In case anyone was wondering up to this point if the Consumer Financial Protection Bureau (CFPB) was actually going to do anything, that question should now be answered.
On July 18, the CFPB assessed a $210 million penalty against Capital One Bank for "deceptive marketing tactics."
I covered the CFPB in a post on WestlawInsider last October, but the quick and dirty version is that it is an independent regulatory agency within the Federal Reserve System created by the Dodd-Frank Wall Street Reform and Consumer Protection Act.
The CFPB took over enforcement responsibility for several federal laws, such as the Fair Debt Collection Practices Act, the Fair Credit Reporting Act, and the Truth in Lending Act, and is also responsible for promulgating rules "identifying as unlawful unfair, deceptive, or abusive acts or practices in connection with any transaction with a consumer for a consumer financial product or service, or the offering of a consumer financial product or service."
Since the agency is so young yet, no one knows just how powerful it will be, but its action against Capital One is a good example of the CFPB flexing its muscle.
The "deceptive marketing tactics" for which Capital One is facing the penalty is chronicled in the CFPB's consent order.
There were two broad types of products being marketed.
The first related to credit score monitoring and/or identity theft indemnification ("including but not limited to 'Credit Inform', 'Credit Inform Premier', and 'ID Alert').
The second were "Payment Protection" products, which provided twelve months of minimum payments in the event of unemployment or disability, or cancellation of the entire card balance in the event of death.
Many of you have probably faced solicitation for these kinds of products when you called your credit card servicer on an unrelated matter, which is what the order states happened in Capital One's case.
Specifically, when a cardholder would call to activate a new or replacement credit card, if the cardholder fell into either the "subprime" or "prime" categories, they were routed to third-party call-centers that solicited these products.

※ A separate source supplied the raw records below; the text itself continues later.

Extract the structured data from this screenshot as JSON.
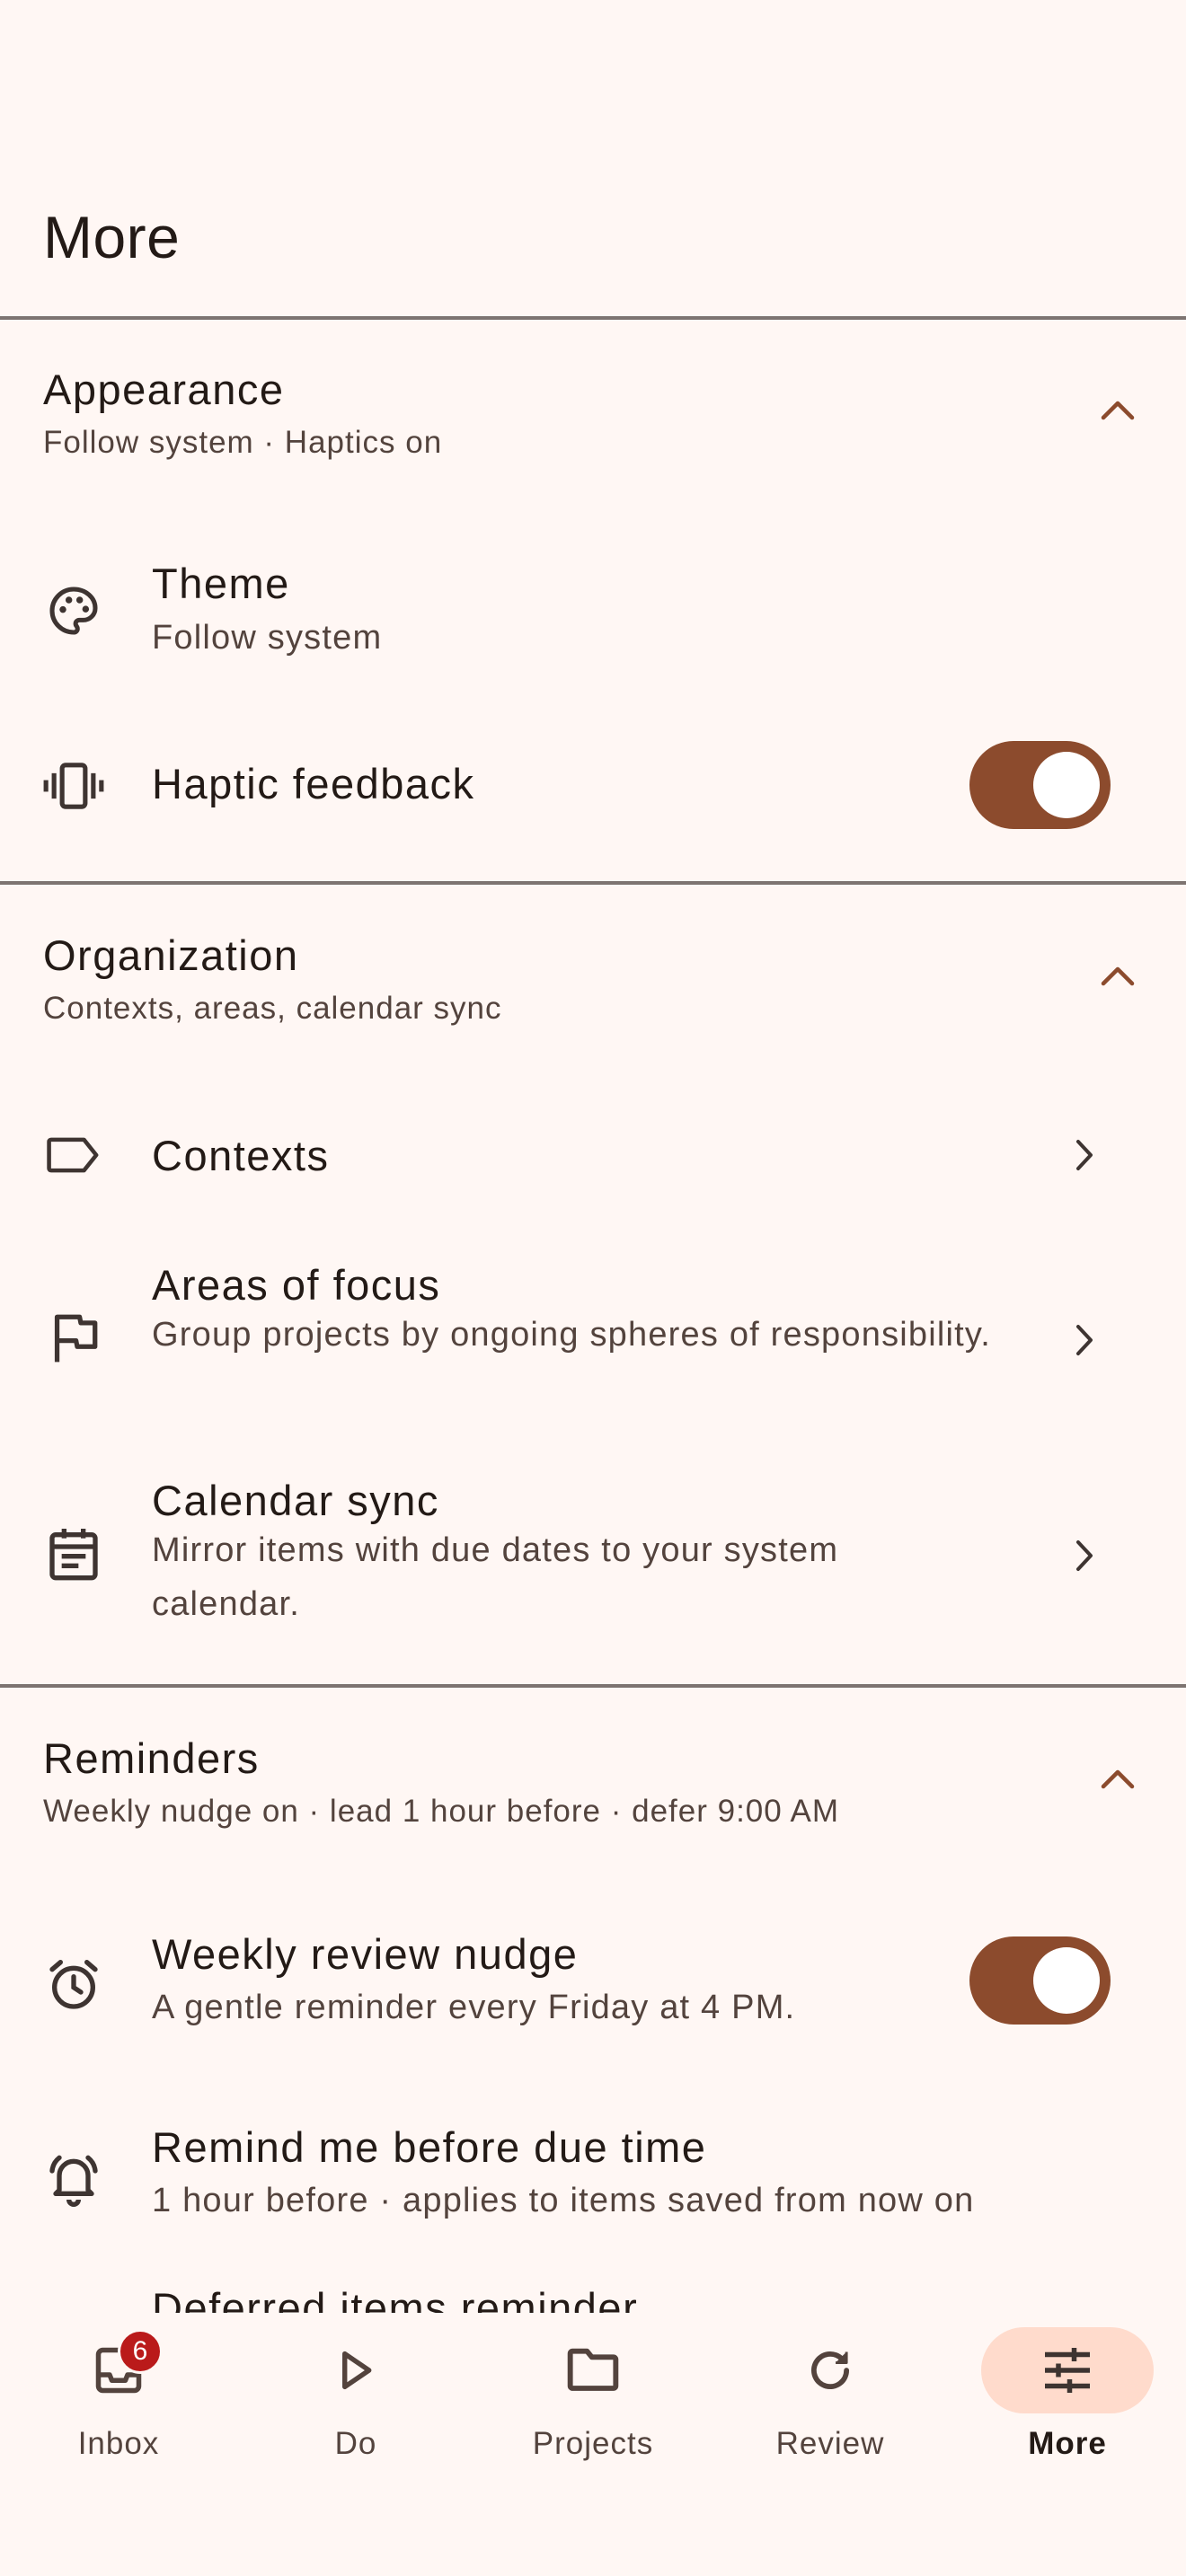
{
  "header": {
    "title": "More"
  },
  "sections": {
    "appearance": {
      "title": "Appearance",
      "summary": "Follow system · Haptics on",
      "rows": {
        "theme": {
          "title": "Theme",
          "subtitle": "Follow system",
          "icon": "palette-icon"
        },
        "haptic": {
          "title": "Haptic feedback",
          "icon": "vibration-icon",
          "enabled": true
        }
      }
    },
    "organization": {
      "title": "Organization",
      "summary": "Contexts, areas, calendar sync",
      "rows": {
        "contexts": {
          "title": "Contexts",
          "icon": "label-icon"
        },
        "areas": {
          "title": "Areas of focus",
          "subtitle": "Group projects by ongoing spheres of responsibility.",
          "icon": "flag-icon"
        },
        "calendar": {
          "title": "Calendar sync",
          "subtitle": "Mirror items with due dates to your system calendar.",
          "icon": "calendar-icon"
        }
      }
    },
    "reminders": {
      "title": "Reminders",
      "summary": "Weekly nudge on · lead 1 hour before · defer 9:00 AM",
      "rows": {
        "weekly": {
          "title": "Weekly review nudge",
          "subtitle": "A gentle reminder every Friday at 4 PM.",
          "icon": "alarm-icon",
          "enabled": true
        },
        "remind": {
          "title": "Remind me before due time",
          "subtitle": "1 hour before · applies to items saved from now on",
          "icon": "bell-ring-icon"
        },
        "deferred": {
          "title": "Deferred items reminder"
        }
      }
    }
  },
  "nav": {
    "items": [
      {
        "label": "Inbox",
        "icon": "inbox-icon",
        "badge": "6"
      },
      {
        "label": "Do",
        "icon": "play-icon"
      },
      {
        "label": "Projects",
        "icon": "folder-icon"
      },
      {
        "label": "Review",
        "icon": "refresh-icon"
      },
      {
        "label": "More",
        "icon": "tune-icon",
        "active": true
      }
    ]
  },
  "colors": {
    "background": "#fff7f4",
    "accent": "#8c4b2d",
    "active_pill": "#ffdbcc",
    "badge": "#ba1a1a"
  }
}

Representatives at these call centers made a variety of statements that the CFPB order concluded were deceptive:
There are several other instances of deception in the order, but you probably get the idea at this point.
Capital One has blamed the practices on the call-centers veering off the scripts provided by the bank. True as this may be, it's still unsurprising that these deceptive practices occurred.
From what I've gathered, these call-center representatives were sales agents, and as such were rewarded based on how many of these products they sold.
As those who've worked in the field can tell you, the sales culture is, shall we say, less than scrupulous.
Because of the nature of sales jobs (short-term, tied directly to performance, etc) it's based not on working towards the good of the company (which is often left footing the bill), but on making the sale at any cost.
Consequently, it's to be expected that many sales agents don't care about the long-term consequences of their words and deeds, as long as they make the sale and are rewarded for it.
CFPB Director Richard Cordray said that "these deceptive tactics are not unique to a single institution," and he's correct.
They've been endemic to the sales industry for a long time and likely contributed to the housing collapse.
However, Cordray has already (literally) put companies "on notice that these deceptive practices are against the law and will not be tolerated."
This warning should not be ignored; the CFPB has already bared its teeth.
Now is the time to rein in your sales force – both in-house and third-party – before you're left with a $210 million tab.
Jeremy Byellin is a practicing attorney in the state of Minnesota, and a writer for the Westlaw Insider blog. His articles for the blog cover a wide range of legal topics, with a specific focus on major legal developments and cyberlaw.